TASK STATEMENT => Find the lines in the listing below that include the word "Storage", and report how many there are, with nothing more.

Top of PROVIDED RECORDS

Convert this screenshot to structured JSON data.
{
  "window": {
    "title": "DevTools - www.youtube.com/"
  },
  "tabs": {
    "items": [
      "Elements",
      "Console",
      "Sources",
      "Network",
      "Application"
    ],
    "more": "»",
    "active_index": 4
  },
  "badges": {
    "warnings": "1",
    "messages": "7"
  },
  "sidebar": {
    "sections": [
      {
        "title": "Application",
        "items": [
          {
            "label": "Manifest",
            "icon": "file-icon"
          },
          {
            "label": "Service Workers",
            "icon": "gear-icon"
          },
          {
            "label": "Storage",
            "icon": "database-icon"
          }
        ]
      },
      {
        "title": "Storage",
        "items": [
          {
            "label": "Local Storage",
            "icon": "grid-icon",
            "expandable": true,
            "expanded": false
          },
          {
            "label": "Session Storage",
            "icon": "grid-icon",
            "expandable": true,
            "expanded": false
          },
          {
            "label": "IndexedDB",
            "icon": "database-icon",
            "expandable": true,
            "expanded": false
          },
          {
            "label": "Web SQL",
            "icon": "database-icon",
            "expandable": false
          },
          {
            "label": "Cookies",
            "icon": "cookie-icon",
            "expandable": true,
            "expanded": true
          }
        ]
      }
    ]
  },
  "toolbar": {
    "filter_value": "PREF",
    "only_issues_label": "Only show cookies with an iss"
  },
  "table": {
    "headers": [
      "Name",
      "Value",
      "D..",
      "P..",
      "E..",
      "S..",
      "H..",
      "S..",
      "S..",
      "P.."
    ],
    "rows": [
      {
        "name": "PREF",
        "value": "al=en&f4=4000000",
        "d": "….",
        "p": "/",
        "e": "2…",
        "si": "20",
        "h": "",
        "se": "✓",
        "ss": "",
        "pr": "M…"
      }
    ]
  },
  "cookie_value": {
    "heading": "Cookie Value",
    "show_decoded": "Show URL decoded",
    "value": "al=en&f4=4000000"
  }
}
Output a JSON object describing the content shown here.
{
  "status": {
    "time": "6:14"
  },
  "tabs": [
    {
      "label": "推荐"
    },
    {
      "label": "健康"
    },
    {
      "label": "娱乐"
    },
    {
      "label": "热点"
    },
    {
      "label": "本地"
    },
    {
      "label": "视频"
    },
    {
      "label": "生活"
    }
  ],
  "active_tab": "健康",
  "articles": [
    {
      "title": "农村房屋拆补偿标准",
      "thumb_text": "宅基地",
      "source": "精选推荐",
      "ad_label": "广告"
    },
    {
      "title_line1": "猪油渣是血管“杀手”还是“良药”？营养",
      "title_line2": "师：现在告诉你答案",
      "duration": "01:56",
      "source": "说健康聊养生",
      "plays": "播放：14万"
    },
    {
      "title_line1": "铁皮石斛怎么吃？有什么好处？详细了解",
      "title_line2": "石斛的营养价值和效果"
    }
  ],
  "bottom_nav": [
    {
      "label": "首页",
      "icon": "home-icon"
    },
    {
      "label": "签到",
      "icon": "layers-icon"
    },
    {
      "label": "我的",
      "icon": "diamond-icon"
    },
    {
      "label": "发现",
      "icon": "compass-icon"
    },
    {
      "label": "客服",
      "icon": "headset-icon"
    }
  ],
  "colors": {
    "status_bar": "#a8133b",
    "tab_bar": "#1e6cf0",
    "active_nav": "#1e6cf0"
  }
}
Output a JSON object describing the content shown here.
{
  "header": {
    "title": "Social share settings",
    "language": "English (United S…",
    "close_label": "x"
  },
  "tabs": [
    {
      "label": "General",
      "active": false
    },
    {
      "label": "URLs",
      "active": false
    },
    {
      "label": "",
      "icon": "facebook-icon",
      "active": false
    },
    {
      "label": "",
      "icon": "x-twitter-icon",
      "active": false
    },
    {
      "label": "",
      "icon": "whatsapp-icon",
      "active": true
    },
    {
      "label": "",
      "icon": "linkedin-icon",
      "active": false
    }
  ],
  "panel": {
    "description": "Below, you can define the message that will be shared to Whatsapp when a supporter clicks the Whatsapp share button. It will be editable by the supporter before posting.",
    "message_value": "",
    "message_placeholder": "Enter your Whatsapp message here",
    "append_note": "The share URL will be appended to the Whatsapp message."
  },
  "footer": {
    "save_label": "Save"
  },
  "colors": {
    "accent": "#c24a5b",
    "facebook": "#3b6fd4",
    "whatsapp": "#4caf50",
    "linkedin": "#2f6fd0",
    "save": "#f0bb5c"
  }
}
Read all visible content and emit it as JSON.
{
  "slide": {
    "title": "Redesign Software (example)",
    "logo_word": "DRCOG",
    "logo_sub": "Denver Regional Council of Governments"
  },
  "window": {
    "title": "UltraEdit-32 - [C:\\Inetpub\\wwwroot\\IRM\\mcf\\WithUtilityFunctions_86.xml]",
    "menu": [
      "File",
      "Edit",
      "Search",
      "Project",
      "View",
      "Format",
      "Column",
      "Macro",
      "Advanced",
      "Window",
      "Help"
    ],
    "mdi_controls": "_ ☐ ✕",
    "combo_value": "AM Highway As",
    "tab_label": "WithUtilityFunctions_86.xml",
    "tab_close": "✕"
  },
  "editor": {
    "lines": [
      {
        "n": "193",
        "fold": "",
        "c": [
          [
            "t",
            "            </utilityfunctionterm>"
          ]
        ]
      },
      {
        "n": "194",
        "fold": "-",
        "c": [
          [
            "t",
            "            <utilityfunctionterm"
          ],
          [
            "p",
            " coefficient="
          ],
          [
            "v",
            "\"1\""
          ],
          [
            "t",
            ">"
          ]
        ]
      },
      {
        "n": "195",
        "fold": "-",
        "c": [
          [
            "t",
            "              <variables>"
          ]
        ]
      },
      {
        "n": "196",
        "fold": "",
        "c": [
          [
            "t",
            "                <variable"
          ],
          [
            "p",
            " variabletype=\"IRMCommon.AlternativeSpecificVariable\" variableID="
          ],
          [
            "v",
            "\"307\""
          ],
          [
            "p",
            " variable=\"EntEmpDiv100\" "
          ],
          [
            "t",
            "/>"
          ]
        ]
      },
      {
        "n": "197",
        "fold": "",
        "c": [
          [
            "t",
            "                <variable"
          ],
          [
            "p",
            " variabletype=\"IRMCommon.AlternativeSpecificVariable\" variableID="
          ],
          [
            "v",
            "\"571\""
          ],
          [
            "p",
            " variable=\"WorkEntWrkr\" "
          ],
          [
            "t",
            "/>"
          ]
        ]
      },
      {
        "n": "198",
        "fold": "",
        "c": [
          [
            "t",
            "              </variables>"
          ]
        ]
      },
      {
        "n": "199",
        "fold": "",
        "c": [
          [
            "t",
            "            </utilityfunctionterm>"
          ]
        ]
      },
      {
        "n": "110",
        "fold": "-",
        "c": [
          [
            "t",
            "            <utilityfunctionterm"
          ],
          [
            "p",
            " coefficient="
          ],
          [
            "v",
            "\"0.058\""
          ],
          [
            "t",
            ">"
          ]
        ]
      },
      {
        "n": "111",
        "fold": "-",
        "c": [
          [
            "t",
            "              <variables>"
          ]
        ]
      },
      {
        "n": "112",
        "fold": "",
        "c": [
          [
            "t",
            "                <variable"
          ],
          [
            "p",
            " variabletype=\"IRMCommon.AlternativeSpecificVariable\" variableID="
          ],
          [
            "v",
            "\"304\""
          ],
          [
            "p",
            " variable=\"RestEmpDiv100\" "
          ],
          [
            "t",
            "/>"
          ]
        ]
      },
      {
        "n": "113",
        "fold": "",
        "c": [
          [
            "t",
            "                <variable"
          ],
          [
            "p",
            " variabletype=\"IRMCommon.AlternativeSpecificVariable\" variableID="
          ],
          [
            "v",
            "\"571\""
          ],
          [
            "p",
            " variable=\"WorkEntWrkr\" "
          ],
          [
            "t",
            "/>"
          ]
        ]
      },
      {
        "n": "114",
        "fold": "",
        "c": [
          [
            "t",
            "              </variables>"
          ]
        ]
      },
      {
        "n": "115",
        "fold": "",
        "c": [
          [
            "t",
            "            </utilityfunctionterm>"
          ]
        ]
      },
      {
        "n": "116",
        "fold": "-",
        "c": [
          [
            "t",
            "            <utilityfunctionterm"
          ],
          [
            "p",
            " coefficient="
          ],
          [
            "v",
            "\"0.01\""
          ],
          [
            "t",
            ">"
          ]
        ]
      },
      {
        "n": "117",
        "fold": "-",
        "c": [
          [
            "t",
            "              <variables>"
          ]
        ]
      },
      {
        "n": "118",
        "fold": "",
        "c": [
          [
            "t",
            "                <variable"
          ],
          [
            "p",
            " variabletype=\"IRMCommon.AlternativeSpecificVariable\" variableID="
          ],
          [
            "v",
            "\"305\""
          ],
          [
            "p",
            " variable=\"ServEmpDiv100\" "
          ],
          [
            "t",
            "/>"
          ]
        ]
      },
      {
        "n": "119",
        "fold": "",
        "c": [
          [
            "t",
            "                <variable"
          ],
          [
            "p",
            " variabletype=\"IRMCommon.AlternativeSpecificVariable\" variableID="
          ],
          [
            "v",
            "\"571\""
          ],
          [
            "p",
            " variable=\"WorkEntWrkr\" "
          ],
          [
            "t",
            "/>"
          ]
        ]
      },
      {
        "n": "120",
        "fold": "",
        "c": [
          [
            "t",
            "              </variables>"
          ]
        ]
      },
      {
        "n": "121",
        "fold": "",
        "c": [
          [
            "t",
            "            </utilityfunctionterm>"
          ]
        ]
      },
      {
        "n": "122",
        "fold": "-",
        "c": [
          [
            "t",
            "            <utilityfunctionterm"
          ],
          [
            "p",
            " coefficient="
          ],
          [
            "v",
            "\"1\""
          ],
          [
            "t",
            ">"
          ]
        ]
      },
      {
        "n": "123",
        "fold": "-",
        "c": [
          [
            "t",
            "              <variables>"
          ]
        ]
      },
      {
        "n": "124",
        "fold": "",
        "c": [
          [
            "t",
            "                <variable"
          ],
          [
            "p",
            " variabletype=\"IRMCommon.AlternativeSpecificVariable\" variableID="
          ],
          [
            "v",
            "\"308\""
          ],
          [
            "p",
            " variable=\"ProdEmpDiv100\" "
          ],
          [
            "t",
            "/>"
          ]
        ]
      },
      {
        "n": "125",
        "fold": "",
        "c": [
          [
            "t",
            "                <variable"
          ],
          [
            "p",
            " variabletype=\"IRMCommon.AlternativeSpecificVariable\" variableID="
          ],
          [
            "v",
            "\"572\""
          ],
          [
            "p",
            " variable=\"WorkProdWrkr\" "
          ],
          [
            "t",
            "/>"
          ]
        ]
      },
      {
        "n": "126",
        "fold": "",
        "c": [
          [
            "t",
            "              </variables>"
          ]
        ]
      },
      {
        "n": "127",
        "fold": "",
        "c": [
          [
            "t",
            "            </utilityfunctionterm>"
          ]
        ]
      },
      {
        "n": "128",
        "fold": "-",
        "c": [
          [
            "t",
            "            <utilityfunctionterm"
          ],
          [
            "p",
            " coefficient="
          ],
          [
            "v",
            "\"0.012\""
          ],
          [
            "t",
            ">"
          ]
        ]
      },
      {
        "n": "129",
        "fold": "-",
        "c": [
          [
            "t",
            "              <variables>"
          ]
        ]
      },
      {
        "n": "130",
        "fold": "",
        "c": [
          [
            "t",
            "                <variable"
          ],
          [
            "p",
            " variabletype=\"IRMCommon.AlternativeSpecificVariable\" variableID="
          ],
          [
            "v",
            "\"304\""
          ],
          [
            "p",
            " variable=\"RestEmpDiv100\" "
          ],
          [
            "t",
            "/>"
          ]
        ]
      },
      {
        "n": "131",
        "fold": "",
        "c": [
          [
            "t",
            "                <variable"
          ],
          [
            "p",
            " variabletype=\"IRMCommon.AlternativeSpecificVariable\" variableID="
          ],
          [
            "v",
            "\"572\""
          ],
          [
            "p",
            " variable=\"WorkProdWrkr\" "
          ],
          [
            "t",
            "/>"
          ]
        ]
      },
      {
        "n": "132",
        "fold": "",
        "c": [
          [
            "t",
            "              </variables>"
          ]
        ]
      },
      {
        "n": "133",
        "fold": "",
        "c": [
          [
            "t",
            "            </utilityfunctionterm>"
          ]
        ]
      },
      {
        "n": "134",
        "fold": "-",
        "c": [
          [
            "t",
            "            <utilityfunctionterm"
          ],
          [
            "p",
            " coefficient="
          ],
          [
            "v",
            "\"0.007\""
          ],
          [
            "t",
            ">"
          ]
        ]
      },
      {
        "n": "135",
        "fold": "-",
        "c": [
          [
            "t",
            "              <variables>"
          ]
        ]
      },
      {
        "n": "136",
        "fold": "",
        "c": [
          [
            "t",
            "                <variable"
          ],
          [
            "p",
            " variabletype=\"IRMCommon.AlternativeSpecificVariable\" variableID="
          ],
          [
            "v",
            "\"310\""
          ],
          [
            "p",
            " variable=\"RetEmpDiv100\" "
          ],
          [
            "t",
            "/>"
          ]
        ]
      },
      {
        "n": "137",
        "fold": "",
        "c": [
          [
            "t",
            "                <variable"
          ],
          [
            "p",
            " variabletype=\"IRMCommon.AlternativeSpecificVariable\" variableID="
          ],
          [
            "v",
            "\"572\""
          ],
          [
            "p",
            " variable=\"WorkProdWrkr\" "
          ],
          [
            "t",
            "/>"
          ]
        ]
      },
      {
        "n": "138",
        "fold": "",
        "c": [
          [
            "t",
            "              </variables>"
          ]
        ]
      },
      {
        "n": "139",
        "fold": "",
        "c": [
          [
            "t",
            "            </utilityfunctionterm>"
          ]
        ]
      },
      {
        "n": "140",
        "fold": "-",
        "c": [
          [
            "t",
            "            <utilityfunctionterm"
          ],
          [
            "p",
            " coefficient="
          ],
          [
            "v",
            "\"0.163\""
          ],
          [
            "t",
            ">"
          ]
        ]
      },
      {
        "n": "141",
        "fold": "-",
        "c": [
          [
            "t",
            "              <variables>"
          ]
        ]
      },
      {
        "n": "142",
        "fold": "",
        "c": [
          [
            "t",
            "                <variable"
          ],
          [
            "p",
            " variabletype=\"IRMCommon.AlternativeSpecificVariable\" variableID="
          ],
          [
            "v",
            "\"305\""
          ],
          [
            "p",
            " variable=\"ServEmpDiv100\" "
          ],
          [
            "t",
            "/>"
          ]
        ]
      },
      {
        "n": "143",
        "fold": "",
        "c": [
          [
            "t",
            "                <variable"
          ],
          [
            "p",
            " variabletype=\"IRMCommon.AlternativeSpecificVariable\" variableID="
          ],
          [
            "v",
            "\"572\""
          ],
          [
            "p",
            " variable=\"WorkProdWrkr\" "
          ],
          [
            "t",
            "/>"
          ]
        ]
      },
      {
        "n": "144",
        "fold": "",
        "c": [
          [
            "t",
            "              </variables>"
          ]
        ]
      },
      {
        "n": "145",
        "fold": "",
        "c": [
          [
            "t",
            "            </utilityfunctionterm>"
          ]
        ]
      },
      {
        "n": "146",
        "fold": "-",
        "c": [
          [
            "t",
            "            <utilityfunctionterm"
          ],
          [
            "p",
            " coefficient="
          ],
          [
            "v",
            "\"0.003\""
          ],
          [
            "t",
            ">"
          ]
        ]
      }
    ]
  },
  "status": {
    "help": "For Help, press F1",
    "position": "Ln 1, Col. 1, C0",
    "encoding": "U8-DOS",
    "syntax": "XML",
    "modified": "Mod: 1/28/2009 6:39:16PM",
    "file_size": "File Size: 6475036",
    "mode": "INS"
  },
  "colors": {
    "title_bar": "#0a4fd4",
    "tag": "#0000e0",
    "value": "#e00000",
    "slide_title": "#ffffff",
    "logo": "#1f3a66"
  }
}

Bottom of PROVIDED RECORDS

ANSWER BOX => 4